**Information provided**.
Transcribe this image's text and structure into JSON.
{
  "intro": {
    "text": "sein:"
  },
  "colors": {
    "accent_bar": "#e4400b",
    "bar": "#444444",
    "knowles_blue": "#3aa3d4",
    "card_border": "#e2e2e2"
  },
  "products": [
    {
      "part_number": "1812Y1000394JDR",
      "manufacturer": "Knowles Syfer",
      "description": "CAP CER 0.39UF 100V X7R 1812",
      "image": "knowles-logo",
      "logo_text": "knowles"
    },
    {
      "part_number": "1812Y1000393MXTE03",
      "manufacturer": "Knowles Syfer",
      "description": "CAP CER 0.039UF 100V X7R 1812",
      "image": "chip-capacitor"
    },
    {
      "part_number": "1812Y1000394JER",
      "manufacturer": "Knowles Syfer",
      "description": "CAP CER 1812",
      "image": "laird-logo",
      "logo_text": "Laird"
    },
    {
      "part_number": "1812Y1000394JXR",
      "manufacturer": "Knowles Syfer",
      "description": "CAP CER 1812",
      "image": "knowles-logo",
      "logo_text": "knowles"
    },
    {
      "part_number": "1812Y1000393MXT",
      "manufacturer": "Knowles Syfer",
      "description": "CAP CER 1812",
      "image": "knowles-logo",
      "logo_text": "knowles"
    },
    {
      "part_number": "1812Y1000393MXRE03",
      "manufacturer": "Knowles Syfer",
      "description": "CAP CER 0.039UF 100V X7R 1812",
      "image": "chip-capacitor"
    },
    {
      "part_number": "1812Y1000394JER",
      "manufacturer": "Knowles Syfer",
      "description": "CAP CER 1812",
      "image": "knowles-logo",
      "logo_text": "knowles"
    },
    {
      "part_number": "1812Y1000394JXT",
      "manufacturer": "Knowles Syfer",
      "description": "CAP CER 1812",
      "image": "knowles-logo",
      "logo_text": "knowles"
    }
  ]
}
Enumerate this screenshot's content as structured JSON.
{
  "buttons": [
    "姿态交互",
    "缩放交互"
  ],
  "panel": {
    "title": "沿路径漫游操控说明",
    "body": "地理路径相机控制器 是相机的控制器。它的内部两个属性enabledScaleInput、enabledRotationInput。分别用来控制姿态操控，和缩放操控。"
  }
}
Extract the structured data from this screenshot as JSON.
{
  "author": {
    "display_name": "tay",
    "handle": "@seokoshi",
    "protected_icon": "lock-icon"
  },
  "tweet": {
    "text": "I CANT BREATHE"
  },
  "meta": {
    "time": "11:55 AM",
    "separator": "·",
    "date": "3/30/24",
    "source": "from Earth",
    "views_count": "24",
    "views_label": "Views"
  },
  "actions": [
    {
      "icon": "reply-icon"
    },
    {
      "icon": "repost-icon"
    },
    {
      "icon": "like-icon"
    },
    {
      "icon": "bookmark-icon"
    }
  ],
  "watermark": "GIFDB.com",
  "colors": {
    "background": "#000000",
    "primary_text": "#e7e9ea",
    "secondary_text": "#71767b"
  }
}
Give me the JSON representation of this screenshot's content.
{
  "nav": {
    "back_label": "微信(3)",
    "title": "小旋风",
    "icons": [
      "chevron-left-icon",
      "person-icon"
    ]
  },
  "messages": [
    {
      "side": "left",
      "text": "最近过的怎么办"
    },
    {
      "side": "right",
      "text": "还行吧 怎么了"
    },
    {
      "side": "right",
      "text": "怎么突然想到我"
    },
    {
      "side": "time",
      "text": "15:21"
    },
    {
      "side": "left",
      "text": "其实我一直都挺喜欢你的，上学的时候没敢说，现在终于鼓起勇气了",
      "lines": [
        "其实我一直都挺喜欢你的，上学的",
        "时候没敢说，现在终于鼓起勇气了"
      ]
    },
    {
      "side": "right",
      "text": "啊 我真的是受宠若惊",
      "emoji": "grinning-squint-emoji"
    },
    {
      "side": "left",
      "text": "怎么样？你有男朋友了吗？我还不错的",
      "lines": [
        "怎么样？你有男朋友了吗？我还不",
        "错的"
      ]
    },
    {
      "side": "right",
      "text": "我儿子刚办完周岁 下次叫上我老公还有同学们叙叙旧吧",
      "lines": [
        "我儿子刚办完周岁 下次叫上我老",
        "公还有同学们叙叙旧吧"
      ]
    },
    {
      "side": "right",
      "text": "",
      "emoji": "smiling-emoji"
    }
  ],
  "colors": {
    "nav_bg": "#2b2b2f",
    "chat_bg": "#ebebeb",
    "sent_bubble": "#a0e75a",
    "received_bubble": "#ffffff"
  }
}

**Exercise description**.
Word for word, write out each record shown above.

**Reply**.
Transcribe this image's text and structure into JSON.
{
  "intro": {
    "text": "sein:"
  },
  "colors": {
    "accent_bar": "#e4400b",
    "bar": "#444444",
    "knowles_blue": "#3aa3d4",
    "card_border": "#e2e2e2"
  },
  "products": [
    {
      "part_number": "1812Y1000394JDR",
      "manufacturer": "Knowles Syfer",
      "description": "CAP CER 0.39UF 100V X7R 1812",
      "image": "knowles-logo",
      "logo_text": "knowles"
    },
    {
      "part_number": "1812Y1000393MXTE03",
      "manufacturer": "Knowles Syfer",
      "description": "CAP CER 0.039UF 100V X7R 1812",
      "image": "chip-capacitor"
    },
    {
      "part_number": "1812Y1000394JER",
      "manufacturer": "Knowles Syfer",
      "description": "CAP CER 1812",
      "image": "laird-logo",
      "logo_text": "Laird"
    },
    {
      "part_number": "1812Y1000394JXR",
      "manufacturer": "Knowles Syfer",
      "description": "CAP CER 1812",
      "image": "knowles-logo",
      "logo_text": "knowles"
    },
    {
      "part_number": "1812Y1000393MXT",
      "manufacturer": "Knowles Syfer",
      "description": "CAP CER 1812",
      "image": "knowles-logo",
      "logo_text": "knowles"
    },
    {
      "part_number": "1812Y1000393MXRE03",
      "manufacturer": "Knowles Syfer",
      "description": "CAP CER 0.039UF 100V X7R 1812",
      "image": "chip-capacitor"
    },
    {
      "part_number": "1812Y1000394JER",
      "manufacturer": "Knowles Syfer",
      "description": "CAP CER 1812",
      "image": "knowles-logo",
      "logo_text": "knowles"
    },
    {
      "part_number": "1812Y1000394JXT",
      "manufacturer": "Knowles Syfer",
      "description": "CAP CER 1812",
      "image": "knowles-logo",
      "logo_text": "knowles"
    }
  ]
}
Enumerate this screenshot's content as structured JSON.
{
  "buttons": [
    "姿态交互",
    "缩放交互"
  ],
  "panel": {
    "title": "沿路径漫游操控说明",
    "body": "地理路径相机控制器 是相机的控制器。它的内部两个属性enabledScaleInput、enabledRotationInput。分别用来控制姿态操控，和缩放操控。"
  }
}
Extract the structured data from this screenshot as JSON.
{
  "author": {
    "display_name": "tay",
    "handle": "@seokoshi",
    "protected_icon": "lock-icon"
  },
  "tweet": {
    "text": "I CANT BREATHE"
  },
  "meta": {
    "time": "11:55 AM",
    "separator": "·",
    "date": "3/30/24",
    "source": "from Earth",
    "views_count": "24",
    "views_label": "Views"
  },
  "actions": [
    {
      "icon": "reply-icon"
    },
    {
      "icon": "repost-icon"
    },
    {
      "icon": "like-icon"
    },
    {
      "icon": "bookmark-icon"
    }
  ],
  "watermark": "GIFDB.com",
  "colors": {
    "background": "#000000",
    "primary_text": "#e7e9ea",
    "secondary_text": "#71767b"
  }
}
Give me the JSON representation of this screenshot's content.
{
  "nav": {
    "back_label": "微信(3)",
    "title": "小旋风",
    "icons": [
      "chevron-left-icon",
      "person-icon"
    ]
  },
  "messages": [
    {
      "side": "left",
      "text": "最近过的怎么办"
    },
    {
      "side": "right",
      "text": "还行吧 怎么了"
    },
    {
      "side": "right",
      "text": "怎么突然想到我"
    },
    {
      "side": "time",
      "text": "15:21"
    },
    {
      "side": "left",
      "text": "其实我一直都挺喜欢你的，上学的时候没敢说，现在终于鼓起勇气了",
      "lines": [
        "其实我一直都挺喜欢你的，上学的",
        "时候没敢说，现在终于鼓起勇气了"
      ]
    },
    {
      "side": "right",
      "text": "啊 我真的是受宠若惊",
      "emoji": "grinning-squint-emoji"
    },
    {
      "side": "left",
      "text": "怎么样？你有男朋友了吗？我还不错的",
      "lines": [
        "怎么样？你有男朋友了吗？我还不",
        "错的"
      ]
    },
    {
      "side": "right",
      "text": "我儿子刚办完周岁 下次叫上我老公还有同学们叙叙旧吧",
      "lines": [
        "我儿子刚办完周岁 下次叫上我老",
        "公还有同学们叙叙旧吧"
      ]
    },
    {
      "side": "right",
      "text": "",
      "emoji": "smiling-emoji"
    }
  ],
  "colors": {
    "nav_bg": "#2b2b2f",
    "chat_bg": "#ebebeb",
    "sent_bubble": "#a0e75a",
    "received_bubble": "#ffffff"
  }
}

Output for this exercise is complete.